START DATA EXCERPTS

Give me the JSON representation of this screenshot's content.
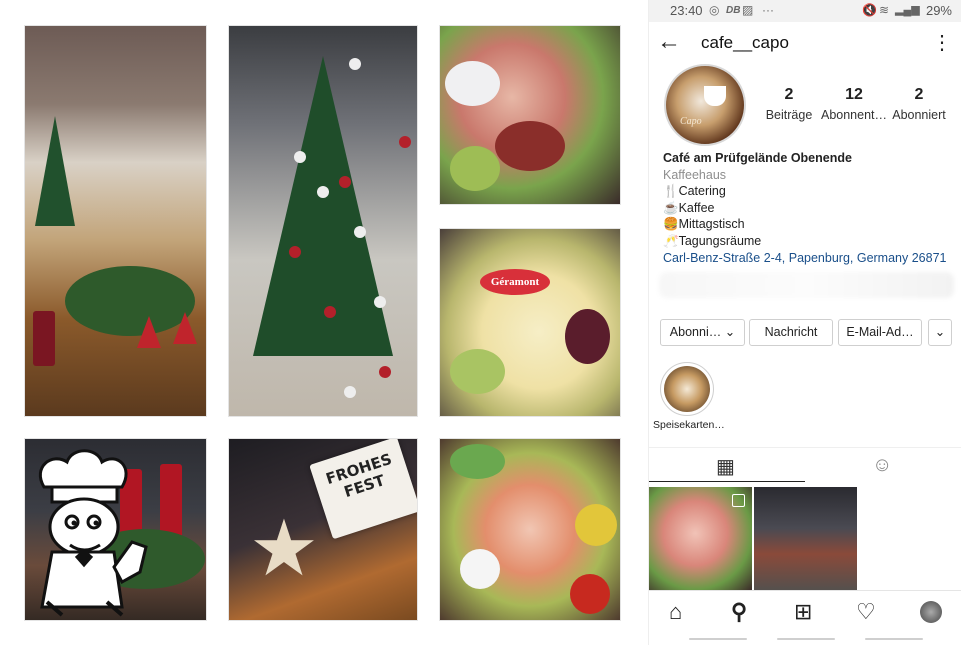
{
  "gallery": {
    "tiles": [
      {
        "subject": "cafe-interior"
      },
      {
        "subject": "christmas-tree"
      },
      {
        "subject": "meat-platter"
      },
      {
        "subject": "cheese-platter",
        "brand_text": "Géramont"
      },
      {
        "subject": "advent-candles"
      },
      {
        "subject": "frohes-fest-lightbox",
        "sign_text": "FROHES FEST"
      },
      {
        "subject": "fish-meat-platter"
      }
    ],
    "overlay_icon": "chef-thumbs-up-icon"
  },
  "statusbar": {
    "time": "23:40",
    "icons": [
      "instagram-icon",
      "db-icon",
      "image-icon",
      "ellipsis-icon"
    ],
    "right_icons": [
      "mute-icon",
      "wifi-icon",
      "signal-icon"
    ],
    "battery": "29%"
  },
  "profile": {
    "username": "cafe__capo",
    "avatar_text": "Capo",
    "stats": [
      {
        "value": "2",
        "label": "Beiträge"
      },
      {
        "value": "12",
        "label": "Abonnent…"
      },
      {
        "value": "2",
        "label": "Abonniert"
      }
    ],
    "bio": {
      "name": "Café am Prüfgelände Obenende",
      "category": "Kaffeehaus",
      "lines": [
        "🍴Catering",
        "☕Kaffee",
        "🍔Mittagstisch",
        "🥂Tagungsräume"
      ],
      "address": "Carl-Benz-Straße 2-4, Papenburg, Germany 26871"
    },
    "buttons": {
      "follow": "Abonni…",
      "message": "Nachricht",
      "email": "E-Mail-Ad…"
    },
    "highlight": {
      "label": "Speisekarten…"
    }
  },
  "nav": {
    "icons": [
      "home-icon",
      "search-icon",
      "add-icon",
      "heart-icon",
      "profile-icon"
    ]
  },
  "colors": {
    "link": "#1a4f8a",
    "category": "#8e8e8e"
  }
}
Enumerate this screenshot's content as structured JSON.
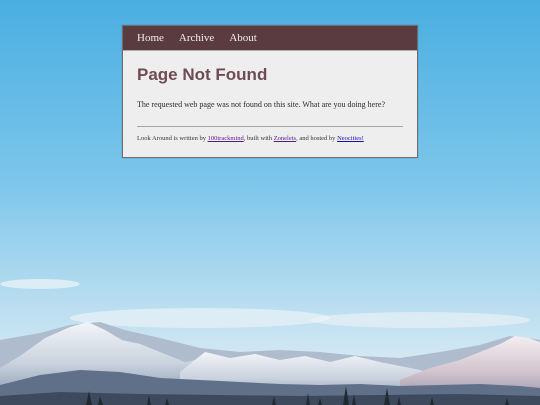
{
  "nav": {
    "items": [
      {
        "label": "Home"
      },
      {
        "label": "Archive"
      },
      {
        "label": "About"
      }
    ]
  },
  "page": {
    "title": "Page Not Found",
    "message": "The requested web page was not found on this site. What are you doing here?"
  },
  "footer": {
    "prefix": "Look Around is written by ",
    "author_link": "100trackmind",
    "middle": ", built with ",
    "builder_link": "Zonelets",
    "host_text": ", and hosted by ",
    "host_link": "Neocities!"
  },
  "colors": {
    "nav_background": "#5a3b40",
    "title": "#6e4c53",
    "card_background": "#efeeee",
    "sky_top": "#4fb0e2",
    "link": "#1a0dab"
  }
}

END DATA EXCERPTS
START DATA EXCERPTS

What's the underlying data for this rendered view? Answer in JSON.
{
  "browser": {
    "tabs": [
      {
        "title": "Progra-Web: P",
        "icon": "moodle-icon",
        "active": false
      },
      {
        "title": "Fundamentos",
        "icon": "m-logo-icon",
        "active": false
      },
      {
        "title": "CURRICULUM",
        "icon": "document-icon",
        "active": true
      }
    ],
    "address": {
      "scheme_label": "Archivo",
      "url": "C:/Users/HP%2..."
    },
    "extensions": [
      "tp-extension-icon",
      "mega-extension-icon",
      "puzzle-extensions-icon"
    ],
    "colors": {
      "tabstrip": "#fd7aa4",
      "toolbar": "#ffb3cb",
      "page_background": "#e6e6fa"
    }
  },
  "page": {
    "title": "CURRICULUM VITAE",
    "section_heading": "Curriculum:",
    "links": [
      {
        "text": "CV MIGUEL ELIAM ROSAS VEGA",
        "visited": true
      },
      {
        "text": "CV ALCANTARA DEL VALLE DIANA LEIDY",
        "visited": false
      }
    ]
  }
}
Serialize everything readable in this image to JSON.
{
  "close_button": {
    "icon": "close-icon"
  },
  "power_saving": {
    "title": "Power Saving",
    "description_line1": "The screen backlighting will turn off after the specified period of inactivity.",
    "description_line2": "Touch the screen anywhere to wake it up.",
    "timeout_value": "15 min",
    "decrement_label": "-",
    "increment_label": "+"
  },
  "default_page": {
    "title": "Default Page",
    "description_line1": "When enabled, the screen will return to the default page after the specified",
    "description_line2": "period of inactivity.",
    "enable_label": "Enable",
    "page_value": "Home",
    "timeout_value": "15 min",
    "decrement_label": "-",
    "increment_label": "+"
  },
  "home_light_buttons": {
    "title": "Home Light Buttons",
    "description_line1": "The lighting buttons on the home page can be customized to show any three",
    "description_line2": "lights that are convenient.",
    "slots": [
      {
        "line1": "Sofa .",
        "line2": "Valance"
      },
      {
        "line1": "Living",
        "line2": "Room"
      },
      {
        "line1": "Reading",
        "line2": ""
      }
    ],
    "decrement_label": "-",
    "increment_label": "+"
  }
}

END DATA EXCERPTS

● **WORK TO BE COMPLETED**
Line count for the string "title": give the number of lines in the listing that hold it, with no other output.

● **EXERCISE SOLUTION**
9